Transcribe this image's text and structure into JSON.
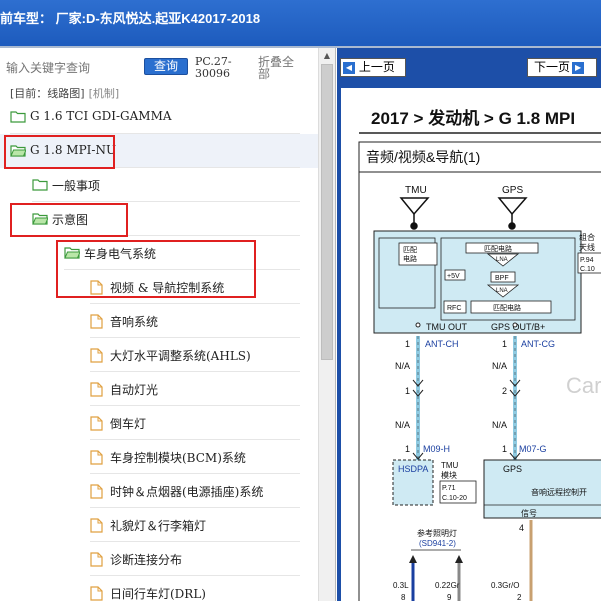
{
  "window": {
    "title": "前车型：  厂家:D-东风悦达.起亚K42017-2018"
  },
  "left": {
    "search_placeholder": "输入关键字查询",
    "query_label": "查询",
    "pc_code": "PC.27-30096",
    "collapse_all": "折叠全部",
    "breadcrumb": "[目前：线路图]",
    "breadcrumb_sub": "[机制]",
    "tree": [
      {
        "label": "G 1.6 TCI GDI-GAMMA",
        "type": "folder",
        "level": 0
      },
      {
        "label": "G 1.8 MPI-NU",
        "type": "folder-open",
        "level": 0,
        "selected": true
      },
      {
        "label": "一般事项",
        "type": "folder",
        "level": 1
      },
      {
        "label": "示意图",
        "type": "folder-open",
        "level": 1
      },
      {
        "label": "车身电气系统",
        "type": "folder-open",
        "level": 2
      },
      {
        "label": "视频 & 导航控制系统",
        "type": "file",
        "level": 3
      },
      {
        "label": "音响系统",
        "type": "file",
        "level": 3
      },
      {
        "label": "大灯水平调整系统(AHLS)",
        "type": "file",
        "level": 3
      },
      {
        "label": "自动灯光",
        "type": "file",
        "level": 3
      },
      {
        "label": "倒车灯",
        "type": "file",
        "level": 3
      },
      {
        "label": "车身控制模块(BCM)系统",
        "type": "file",
        "level": 3
      },
      {
        "label": "时钟＆点烟器(电源插座)系统",
        "type": "file",
        "level": 3
      },
      {
        "label": "礼貌灯＆行李箱灯",
        "type": "file",
        "level": 3
      },
      {
        "label": "诊断连接分布",
        "type": "file",
        "level": 3
      },
      {
        "label": "日间行车灯(DRL)",
        "type": "file",
        "level": 3
      }
    ]
  },
  "right": {
    "prev_label": "上一页",
    "next_label": "下一页",
    "doc_title": "2017 > 发动机 > G 1.8 MPI",
    "diagram": {
      "section": "音频/视频&导航(1)",
      "tmu": "TMU",
      "gps": "GPS",
      "match_circuit": "匹配电路",
      "match_circuit_short": "匹配\n电路",
      "lna": "LNA",
      "bpf": "BPF",
      "plus5v": "+5V",
      "rfc": "RFC",
      "tmu_out": "TMU OUT",
      "gps_out": "GPS OUT/B+",
      "combo": "组合",
      "antenna": "天线",
      "ref_p94": "P.94",
      "ref_c10": "C.10",
      "pin1": "1",
      "pin2": "2",
      "pin4": "4",
      "ant_ch": "ANT-CH",
      "ant_cg": "ANT-CG",
      "na": "N/A",
      "m09h": "M09-H",
      "m07g": "M07-G",
      "hsdpa": "HSDPA",
      "tmu_module": "TMU",
      "module": "模块",
      "ref_p71": "P.71",
      "ref_c1020": "C.10-20",
      "gps_label": "GPS",
      "remote_ctrl": "音响远程控制开",
      "signal": "信号",
      "ref_light": "参考照明灯",
      "ref_sd": "(SD941-2)",
      "w1": "0.3L",
      "w2": "0.22Gr",
      "w3": "0.3Gr/O",
      "pin8": "8",
      "pin9": "9",
      "watermark": "Car"
    }
  }
}
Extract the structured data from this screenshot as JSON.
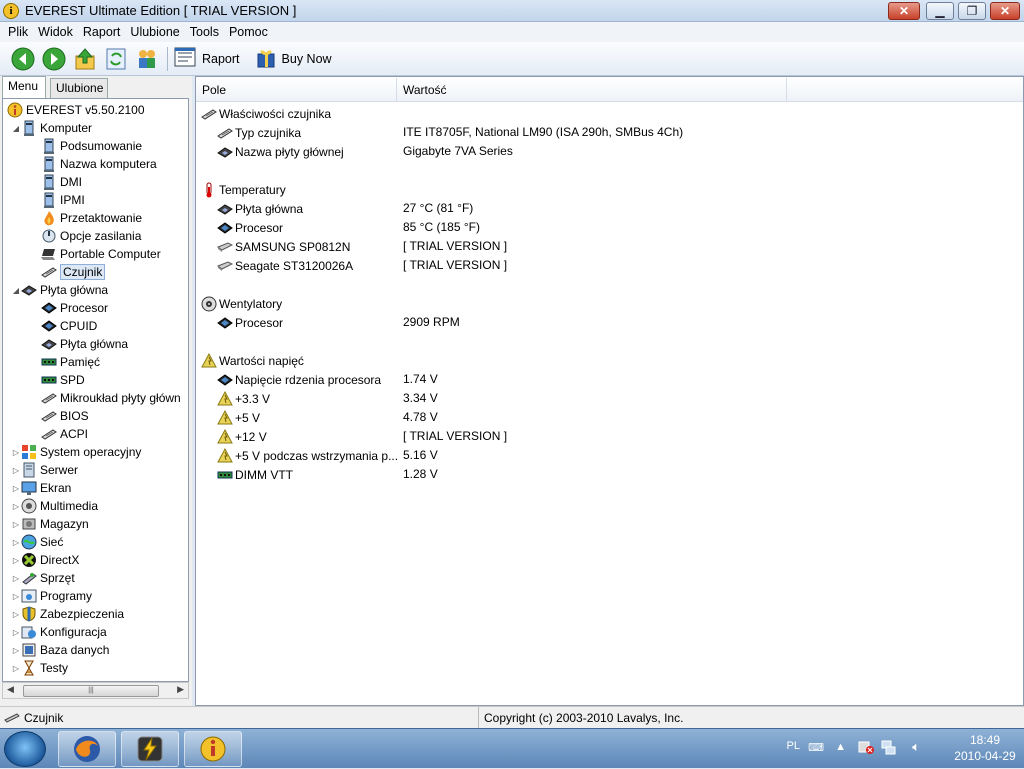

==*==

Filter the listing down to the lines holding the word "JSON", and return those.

- PROBLEM SOLUTION:
Transcribe this image's text and structure into JSON.
Extract the structured data from this screenshot as JSON.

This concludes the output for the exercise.